==== RECORDED INFORMATION ====
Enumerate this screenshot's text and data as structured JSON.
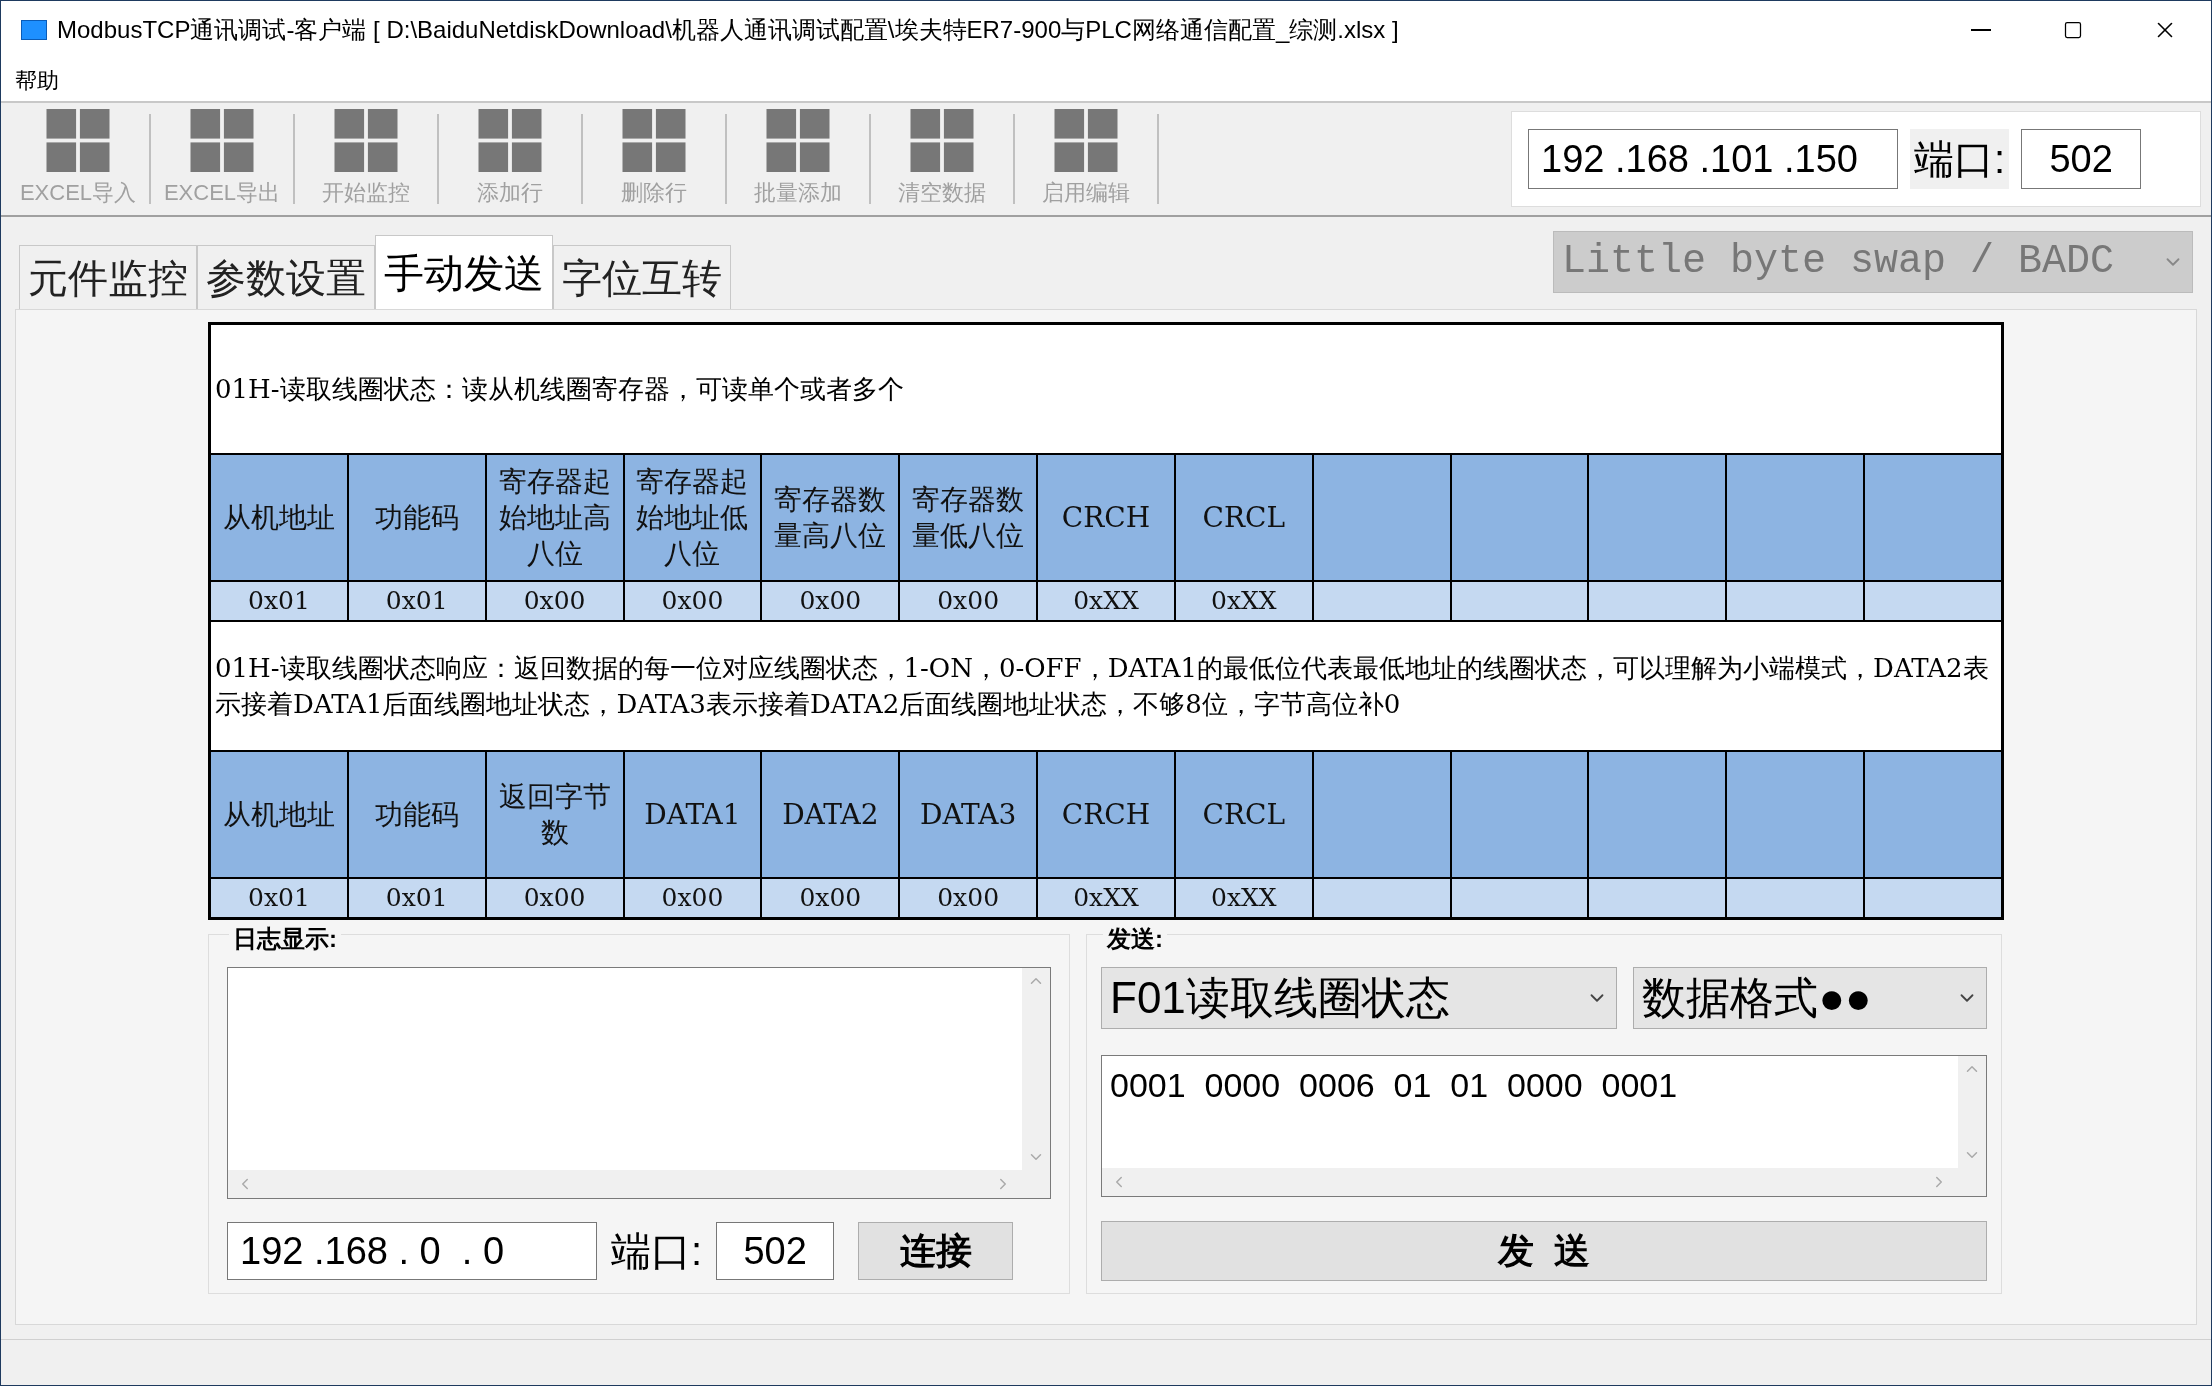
{
  "window": {
    "title": "ModbusTCP通讯调试-客户端  [ D:\\BaiduNetdiskDownload\\机器人通讯调试配置\\埃夫特ER7-900与PLC网络通信配置_综测.xlsx ]"
  },
  "menu": [
    "帮助"
  ],
  "toolbar": {
    "buttons": [
      {
        "label": "EXCEL导入",
        "disabled": true
      },
      {
        "label": "EXCEL导出",
        "disabled": true
      },
      {
        "label": "开始监控",
        "disabled": true
      },
      {
        "label": "添加行",
        "disabled": true
      },
      {
        "label": "删除行",
        "disabled": true
      },
      {
        "label": "批量添加",
        "disabled": true
      },
      {
        "label": "清空数据",
        "disabled": true
      },
      {
        "label": "启用编辑",
        "disabled": true
      }
    ],
    "ip": "192 .168 .101 .150",
    "port_label": "端口:",
    "port": "502"
  },
  "tabs": [
    {
      "label": "元件监控",
      "selected": false
    },
    {
      "label": "参数设置",
      "selected": false
    },
    {
      "label": "手动发送",
      "selected": true
    },
    {
      "label": "字位互转",
      "selected": false
    }
  ],
  "byte_order": {
    "value": "Little byte swap / BADC",
    "disabled": true
  },
  "frames": [
    {
      "caption": "01H-读取线圈状态：读从机线圈寄存器，可读单个或者多个",
      "headers": [
        "从机地址",
        "功能码",
        "寄存器起始地址高八位",
        "寄存器起始地址低八位",
        "寄存器数量高八位",
        "寄存器数量低八位",
        "CRCH",
        "CRCL"
      ],
      "values": [
        "0x01",
        "0x01",
        "0x00",
        "0x00",
        "0x00",
        "0x00",
        "0xXX",
        "0xXX"
      ]
    },
    {
      "caption": "01H-读取线圈状态响应：返回数据的每一位对应线圈状态，1-ON，0-OFF，DATA1的最低位代表最低地址的线圈状态，可以理解为小端模式，DATA2表示接着DATA1后面线圈地址状态，DATA3表示接着DATA2后面线圈地址状态，不够8位，字节高位补0",
      "headers": [
        "从机地址",
        "功能码",
        "返回字节数",
        "DATA1",
        "DATA2",
        "DATA3",
        "CRCH",
        "CRCL"
      ],
      "values": [
        "0x01",
        "0x01",
        "0x00",
        "0x00",
        "0x00",
        "0x00",
        "0xXX",
        "0xXX"
      ]
    }
  ],
  "log": {
    "title": "日志显示:",
    "ip": "192 .168 . 0  . 0",
    "port_label": "端口:",
    "port": "502",
    "connect_button": "连接"
  },
  "send": {
    "title": "发送:",
    "function": "F01读取线圈状态",
    "format": "数据格式●●",
    "message": "0001  0000  0006  01  01  0000  0001",
    "send_button": "发  送"
  }
}
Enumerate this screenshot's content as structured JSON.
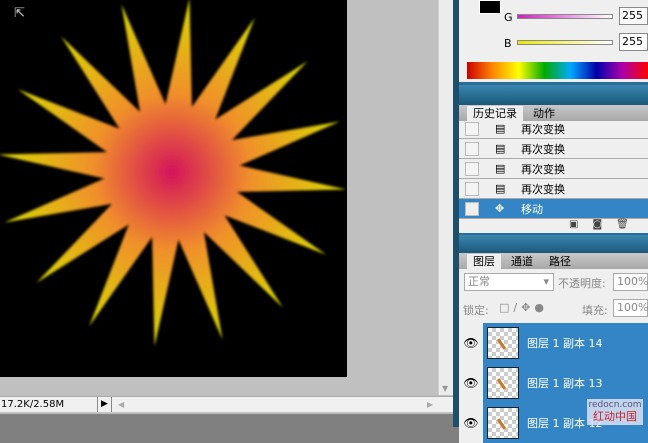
{
  "document": {
    "status_size": "17.2K/2.58M",
    "colors": {
      "center": "#d4145a",
      "mid": "#f0902a",
      "tip": "#d8d800"
    }
  },
  "color_panel": {
    "g_label": "G",
    "g_value": "255",
    "b_label": "B",
    "b_value": "255"
  },
  "history_panel": {
    "tabs": [
      {
        "label": "历史记录",
        "active": true
      },
      {
        "label": "动作",
        "active": false
      }
    ],
    "items": [
      {
        "label": "再次变换",
        "icon": "transform-icon"
      },
      {
        "label": "再次变换",
        "icon": "transform-icon"
      },
      {
        "label": "再次变换",
        "icon": "transform-icon"
      },
      {
        "label": "再次变换",
        "icon": "transform-icon"
      },
      {
        "label": "移动",
        "icon": "move-icon",
        "selected": true
      }
    ]
  },
  "layers_panel": {
    "tabs": [
      {
        "label": "图层",
        "active": true
      },
      {
        "label": "通道"
      },
      {
        "label": "路径"
      }
    ],
    "blend_mode": "正常",
    "opacity_label": "不透明度:",
    "opacity_value": "100%",
    "lock_label": "锁定:",
    "fill_label": "填充:",
    "fill_value": "100%",
    "layers": [
      {
        "name": "图层 1 副本 14",
        "visible": true
      },
      {
        "name": "图层 1 副本 13",
        "visible": true
      },
      {
        "name": "图层 1 副本 12",
        "visible": true
      }
    ]
  },
  "watermark": {
    "url": "redocn.com",
    "text": "红动中国"
  }
}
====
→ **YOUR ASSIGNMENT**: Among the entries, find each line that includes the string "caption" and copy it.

→ **REPLY TO THE TASK**:
      "caption": "01H-读取线圈状态：读从机线圈寄存器，可读单个或者多个",
      "caption": "01H-读取线圈状态响应：返回数据的每一位对应线圈状态，1-ON，0-OFF，DATA1的最低位代表最低地址的线圈状态，可以理解为小端模式，DATA2表示接着DATA1后面线圈地址状态，DATA3表示接着DATA2后面线圈地址状态，不够8位，字节高位补0",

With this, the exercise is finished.